Rhoades (1898 to 1980) studied at Clapham Art School before serving as a merchant sailor during WWI. Post war, he studied at the Slade School of art and in 1928 was invited to teach at the Working Men's College in Camden and became a much admired art teacher. He and wife Joan lived in Greville Road, Kilburn, but moved out to Essex with Peter due to the Blitz.
Hans Feibusch, a German Jewish artist who settled in Hampstead in the 1930s, wrote of Rhoades' art: "The curious atmosphere, sometimes brooding, even slightly frightening, sometimes cheerful, that envelops his landscapes and figures.. is created by a rich texture of paint applied in small touches. He loved to go over his pictures again and again, sometimes over long spells of time, enriching and deepening them and thus creating a sensuous quality of texture. The pictures.. grow in significance the longer one looks at them."

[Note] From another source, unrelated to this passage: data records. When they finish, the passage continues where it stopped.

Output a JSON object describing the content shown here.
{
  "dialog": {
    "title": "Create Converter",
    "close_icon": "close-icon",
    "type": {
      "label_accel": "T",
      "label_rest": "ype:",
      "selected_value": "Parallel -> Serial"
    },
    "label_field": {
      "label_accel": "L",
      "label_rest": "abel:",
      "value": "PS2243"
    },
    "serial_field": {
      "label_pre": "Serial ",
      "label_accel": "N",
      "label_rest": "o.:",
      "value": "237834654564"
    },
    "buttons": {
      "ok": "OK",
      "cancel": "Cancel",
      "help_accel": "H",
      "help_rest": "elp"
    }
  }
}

Peter Rhoades has described his father as "a gentle and very talented artist," and told Hanson he was "very pleased" to know the painting had come to light.